Metamorphic rocks are formed through the tranformation of pre-existing rock into new rock from high pressures and/or temperatures, a process called metamorphism. There are are two types of metamorphism:
Contact Metamorphism: a type of metamorphism where high temperature is the dominant factor. It can occur surrounding a pluton where a body of magma intrudes into relatively cool rock baking the area (~1-100m) around the intrusion.
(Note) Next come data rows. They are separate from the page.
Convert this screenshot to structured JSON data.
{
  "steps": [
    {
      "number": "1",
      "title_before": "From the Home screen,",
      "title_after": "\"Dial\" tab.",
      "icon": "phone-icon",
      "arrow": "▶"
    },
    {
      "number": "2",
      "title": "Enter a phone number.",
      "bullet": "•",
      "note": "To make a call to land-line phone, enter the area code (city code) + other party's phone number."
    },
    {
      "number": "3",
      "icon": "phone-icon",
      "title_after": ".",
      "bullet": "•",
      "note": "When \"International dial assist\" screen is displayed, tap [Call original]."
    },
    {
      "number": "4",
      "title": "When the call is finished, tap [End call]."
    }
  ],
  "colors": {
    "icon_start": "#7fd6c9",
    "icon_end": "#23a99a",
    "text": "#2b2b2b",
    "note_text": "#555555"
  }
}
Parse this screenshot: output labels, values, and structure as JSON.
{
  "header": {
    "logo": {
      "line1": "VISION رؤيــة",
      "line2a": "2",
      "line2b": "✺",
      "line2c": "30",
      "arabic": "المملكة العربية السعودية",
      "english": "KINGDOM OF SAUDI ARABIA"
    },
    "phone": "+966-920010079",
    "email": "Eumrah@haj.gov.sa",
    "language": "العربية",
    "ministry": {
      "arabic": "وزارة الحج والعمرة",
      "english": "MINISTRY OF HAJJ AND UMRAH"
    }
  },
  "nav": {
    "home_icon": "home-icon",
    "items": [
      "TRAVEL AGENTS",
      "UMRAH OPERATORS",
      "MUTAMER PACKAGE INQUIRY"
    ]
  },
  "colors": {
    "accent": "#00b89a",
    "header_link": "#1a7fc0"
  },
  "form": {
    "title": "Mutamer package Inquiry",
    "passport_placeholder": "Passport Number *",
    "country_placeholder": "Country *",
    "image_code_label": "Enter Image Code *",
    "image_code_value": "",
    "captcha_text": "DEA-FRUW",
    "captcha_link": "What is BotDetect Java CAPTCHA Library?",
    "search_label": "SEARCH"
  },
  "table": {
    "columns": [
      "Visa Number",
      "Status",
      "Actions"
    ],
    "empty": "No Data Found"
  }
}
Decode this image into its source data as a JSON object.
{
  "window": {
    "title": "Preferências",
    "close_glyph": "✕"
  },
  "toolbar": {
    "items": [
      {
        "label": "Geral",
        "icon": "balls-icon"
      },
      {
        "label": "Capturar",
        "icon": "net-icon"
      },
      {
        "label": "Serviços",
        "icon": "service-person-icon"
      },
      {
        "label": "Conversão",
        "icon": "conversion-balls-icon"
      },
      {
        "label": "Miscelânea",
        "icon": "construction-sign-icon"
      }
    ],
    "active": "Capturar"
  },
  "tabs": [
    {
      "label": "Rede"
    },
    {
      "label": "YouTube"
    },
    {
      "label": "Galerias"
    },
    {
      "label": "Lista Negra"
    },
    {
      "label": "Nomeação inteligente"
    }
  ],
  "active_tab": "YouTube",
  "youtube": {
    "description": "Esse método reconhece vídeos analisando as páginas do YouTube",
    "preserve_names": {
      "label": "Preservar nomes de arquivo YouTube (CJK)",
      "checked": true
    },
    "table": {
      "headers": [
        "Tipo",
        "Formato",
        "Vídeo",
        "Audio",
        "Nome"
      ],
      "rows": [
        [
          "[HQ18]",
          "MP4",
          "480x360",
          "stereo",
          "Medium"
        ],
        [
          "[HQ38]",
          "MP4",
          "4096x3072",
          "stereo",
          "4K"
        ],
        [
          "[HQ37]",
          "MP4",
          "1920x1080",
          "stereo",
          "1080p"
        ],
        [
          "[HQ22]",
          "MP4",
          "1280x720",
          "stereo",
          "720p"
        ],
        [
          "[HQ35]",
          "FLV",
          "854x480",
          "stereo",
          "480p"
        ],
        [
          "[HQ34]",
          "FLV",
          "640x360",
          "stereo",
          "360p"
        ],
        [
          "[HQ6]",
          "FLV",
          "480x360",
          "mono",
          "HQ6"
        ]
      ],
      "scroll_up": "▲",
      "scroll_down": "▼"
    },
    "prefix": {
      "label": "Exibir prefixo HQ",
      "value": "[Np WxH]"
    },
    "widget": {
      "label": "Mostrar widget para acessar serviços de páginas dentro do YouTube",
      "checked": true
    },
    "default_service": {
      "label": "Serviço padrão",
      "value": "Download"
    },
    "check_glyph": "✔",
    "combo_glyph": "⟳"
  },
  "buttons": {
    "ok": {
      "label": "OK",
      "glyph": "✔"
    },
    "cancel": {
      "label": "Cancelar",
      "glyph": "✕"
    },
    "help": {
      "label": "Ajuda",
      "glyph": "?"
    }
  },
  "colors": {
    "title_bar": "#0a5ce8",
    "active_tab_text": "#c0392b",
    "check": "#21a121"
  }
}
These types of metamorphic rocks are usually non-foliated.
Regional Metamorphism: a type of metamorphism that takes place at great depth (usually >5 km below the surface). Pressure is high and temperatures are variable (~ 300-800°C). Regional metamorphic rocks are almost always foliated.
A metamorphic rock is identified based on it’s texture and mineral composition.
The texture of a metamorphic rocks refers to whether or not a rock exhibits foliation (a planar texture).
The mineral composition of a metamorphic rock is controlled by the composition of the original parent rock.
Non-Foliated metamorphic rocks are named based on their composition. For example, quartzite is made of quartz.
Foliated schists have variable mineral compositions and are named using the two most predominant minerals. This sample of schist is a biotite kyanite schist.